Data excerpts:
* * *
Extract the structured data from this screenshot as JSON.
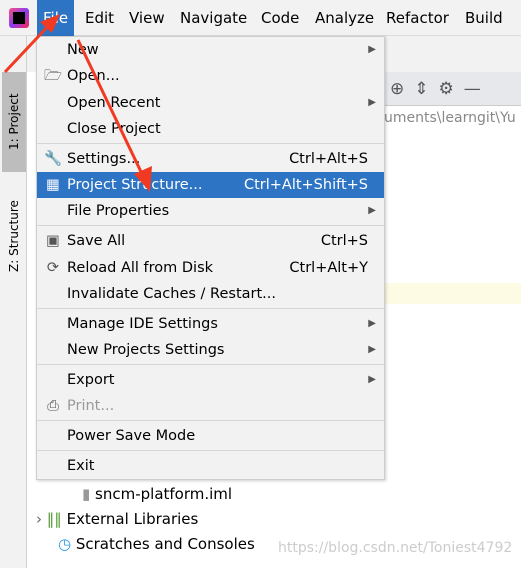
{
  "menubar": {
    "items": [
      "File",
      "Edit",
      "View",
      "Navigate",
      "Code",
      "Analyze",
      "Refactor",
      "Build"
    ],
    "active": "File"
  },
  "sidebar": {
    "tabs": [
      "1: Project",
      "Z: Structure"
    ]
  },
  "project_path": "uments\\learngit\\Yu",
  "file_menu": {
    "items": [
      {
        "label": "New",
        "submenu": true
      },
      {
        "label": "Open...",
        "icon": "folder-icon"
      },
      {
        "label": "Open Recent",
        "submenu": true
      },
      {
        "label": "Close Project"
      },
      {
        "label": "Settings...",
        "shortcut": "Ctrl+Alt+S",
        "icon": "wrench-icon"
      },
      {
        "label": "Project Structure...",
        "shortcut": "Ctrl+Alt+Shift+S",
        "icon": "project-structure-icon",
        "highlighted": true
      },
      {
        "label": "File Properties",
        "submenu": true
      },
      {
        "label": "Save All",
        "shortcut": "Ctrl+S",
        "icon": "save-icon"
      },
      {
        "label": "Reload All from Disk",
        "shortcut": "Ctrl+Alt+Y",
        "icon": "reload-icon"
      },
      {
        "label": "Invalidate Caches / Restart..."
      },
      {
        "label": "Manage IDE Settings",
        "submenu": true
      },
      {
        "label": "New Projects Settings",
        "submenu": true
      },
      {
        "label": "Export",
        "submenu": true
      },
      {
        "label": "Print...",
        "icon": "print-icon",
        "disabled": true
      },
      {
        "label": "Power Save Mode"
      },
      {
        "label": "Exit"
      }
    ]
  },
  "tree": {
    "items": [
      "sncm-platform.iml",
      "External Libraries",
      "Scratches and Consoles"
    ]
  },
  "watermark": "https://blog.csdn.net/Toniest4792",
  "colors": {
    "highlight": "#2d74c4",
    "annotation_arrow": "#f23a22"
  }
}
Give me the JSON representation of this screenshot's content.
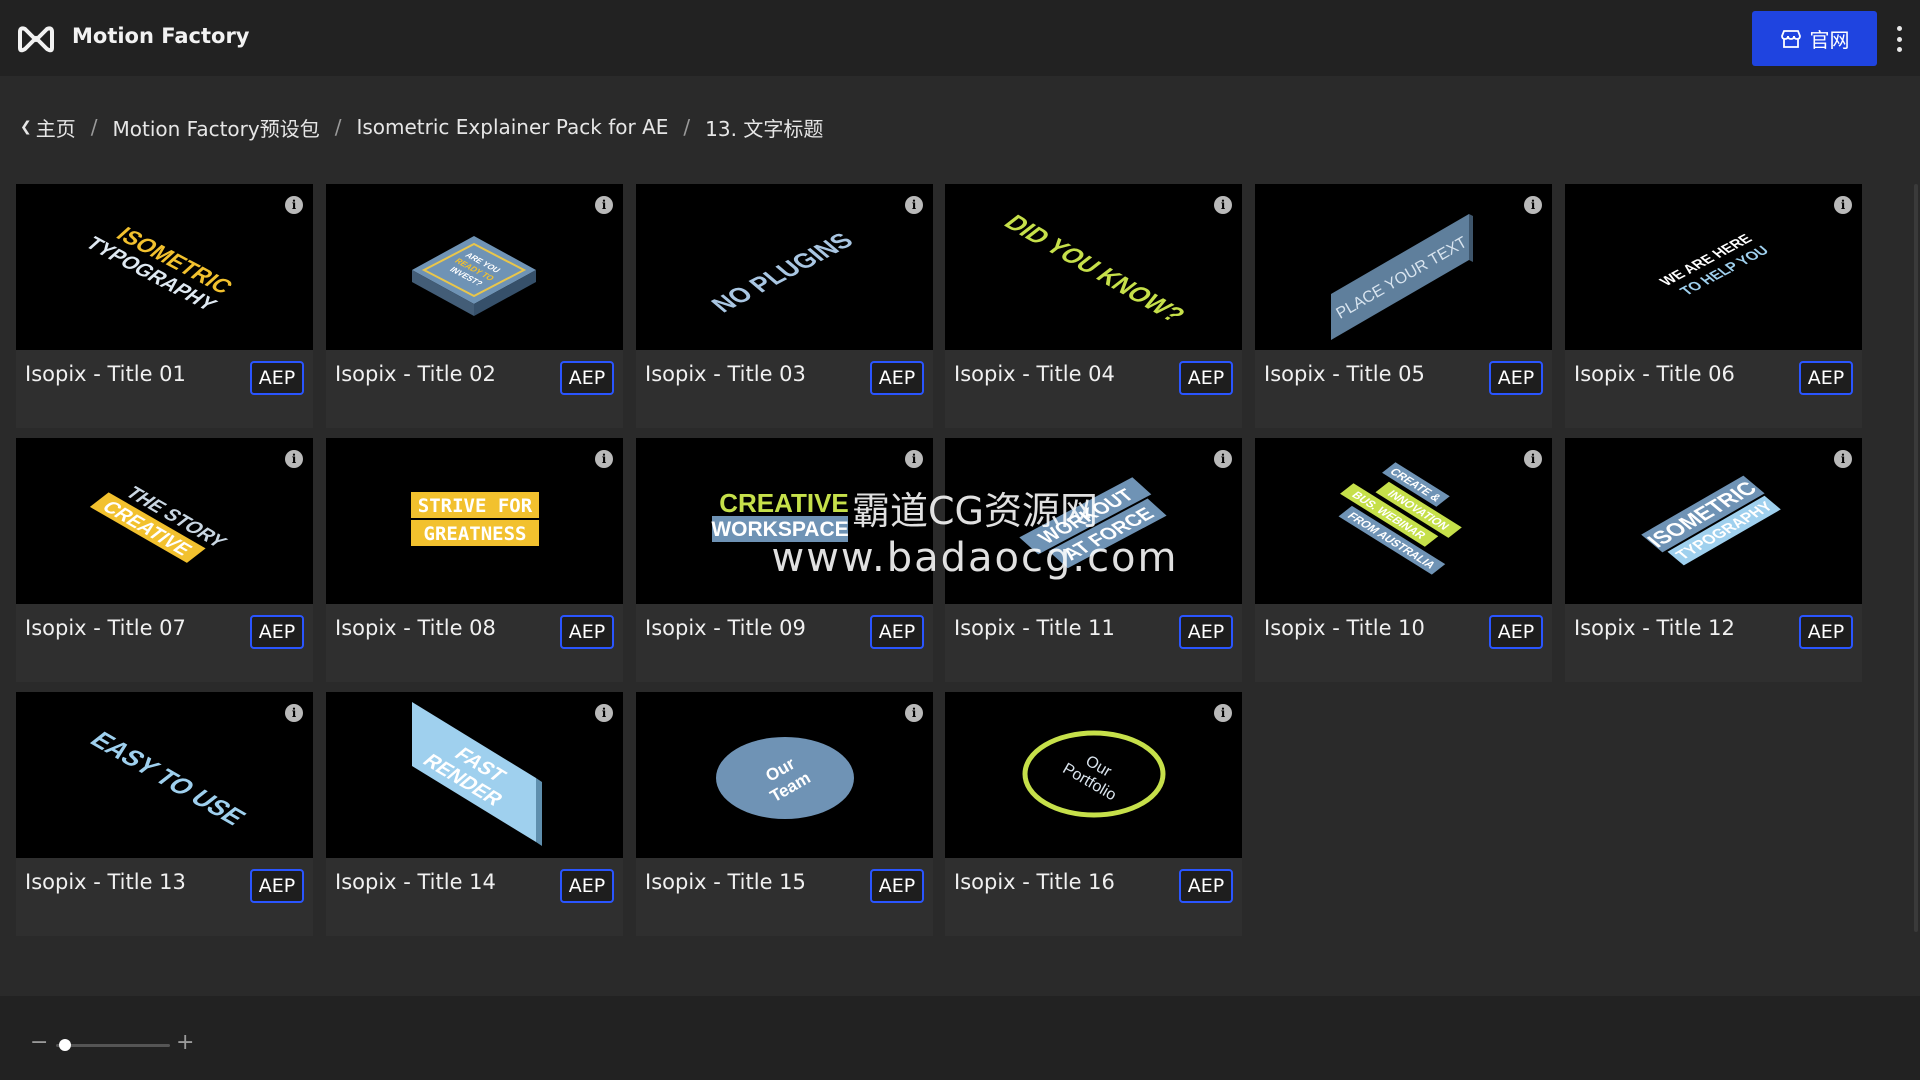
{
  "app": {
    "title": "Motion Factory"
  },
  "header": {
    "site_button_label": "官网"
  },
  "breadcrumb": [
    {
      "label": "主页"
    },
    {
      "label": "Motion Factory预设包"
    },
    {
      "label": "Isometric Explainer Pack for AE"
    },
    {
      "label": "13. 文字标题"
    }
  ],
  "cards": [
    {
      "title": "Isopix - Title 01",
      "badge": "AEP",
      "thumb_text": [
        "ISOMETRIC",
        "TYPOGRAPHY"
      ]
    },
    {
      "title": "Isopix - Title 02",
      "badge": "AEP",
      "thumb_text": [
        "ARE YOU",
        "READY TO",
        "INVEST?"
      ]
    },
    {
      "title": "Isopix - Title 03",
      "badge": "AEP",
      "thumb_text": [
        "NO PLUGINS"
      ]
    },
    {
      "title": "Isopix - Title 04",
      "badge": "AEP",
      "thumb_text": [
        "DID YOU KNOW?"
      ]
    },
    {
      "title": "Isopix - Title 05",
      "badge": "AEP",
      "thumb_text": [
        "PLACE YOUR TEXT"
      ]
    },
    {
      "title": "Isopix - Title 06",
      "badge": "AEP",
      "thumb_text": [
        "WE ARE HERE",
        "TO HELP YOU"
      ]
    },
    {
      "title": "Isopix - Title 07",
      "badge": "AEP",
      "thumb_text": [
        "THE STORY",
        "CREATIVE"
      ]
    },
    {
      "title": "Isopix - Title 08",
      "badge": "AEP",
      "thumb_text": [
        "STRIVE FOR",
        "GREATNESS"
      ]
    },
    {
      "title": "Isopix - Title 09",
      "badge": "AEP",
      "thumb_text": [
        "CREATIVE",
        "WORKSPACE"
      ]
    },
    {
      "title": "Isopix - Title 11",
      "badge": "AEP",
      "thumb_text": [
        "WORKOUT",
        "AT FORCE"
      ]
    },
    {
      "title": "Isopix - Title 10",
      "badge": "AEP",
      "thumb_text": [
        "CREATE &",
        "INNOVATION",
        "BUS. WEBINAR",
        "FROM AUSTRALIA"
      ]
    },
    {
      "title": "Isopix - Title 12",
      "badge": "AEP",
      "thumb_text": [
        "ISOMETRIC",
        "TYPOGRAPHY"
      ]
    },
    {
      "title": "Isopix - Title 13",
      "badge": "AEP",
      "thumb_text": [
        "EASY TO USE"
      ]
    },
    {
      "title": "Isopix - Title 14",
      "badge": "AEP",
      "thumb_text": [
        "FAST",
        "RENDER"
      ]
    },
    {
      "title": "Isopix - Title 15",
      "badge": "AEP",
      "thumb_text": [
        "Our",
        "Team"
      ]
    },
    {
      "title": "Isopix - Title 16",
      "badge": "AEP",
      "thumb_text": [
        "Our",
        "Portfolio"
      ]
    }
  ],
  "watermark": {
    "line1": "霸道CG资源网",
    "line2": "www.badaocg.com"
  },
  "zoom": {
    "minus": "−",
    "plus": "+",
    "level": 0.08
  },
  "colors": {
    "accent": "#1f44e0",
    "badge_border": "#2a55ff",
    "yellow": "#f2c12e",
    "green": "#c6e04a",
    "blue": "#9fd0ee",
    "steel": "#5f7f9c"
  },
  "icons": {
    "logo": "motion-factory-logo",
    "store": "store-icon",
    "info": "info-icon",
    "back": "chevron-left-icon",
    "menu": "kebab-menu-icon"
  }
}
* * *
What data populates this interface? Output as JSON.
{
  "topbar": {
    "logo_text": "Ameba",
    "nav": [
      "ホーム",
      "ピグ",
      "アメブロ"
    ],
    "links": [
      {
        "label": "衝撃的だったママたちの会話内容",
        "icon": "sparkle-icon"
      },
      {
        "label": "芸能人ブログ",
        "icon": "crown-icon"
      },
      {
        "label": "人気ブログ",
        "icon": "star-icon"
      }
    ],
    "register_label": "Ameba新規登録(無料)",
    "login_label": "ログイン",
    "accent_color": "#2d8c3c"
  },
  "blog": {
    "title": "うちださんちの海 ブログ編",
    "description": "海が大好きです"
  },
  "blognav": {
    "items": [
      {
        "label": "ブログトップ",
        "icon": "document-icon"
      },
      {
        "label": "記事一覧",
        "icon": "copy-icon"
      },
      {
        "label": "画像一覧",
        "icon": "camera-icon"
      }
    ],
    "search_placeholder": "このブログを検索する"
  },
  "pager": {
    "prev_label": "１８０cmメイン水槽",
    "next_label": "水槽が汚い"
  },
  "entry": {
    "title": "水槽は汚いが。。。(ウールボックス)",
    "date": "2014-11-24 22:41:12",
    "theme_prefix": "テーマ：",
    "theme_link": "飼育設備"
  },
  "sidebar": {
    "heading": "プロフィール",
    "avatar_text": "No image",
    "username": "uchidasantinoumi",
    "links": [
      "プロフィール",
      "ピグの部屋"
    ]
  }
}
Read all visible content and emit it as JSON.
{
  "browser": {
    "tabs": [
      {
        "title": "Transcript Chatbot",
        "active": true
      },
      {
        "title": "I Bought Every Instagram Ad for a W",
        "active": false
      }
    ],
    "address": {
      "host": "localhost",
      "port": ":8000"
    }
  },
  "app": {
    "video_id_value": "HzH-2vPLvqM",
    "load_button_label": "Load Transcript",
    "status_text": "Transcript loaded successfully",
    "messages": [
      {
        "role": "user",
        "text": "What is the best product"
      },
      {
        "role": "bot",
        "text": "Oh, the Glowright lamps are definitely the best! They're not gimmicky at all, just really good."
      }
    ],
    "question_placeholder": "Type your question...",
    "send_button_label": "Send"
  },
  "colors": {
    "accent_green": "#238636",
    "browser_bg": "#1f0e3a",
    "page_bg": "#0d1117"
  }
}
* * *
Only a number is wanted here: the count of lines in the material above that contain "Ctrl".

4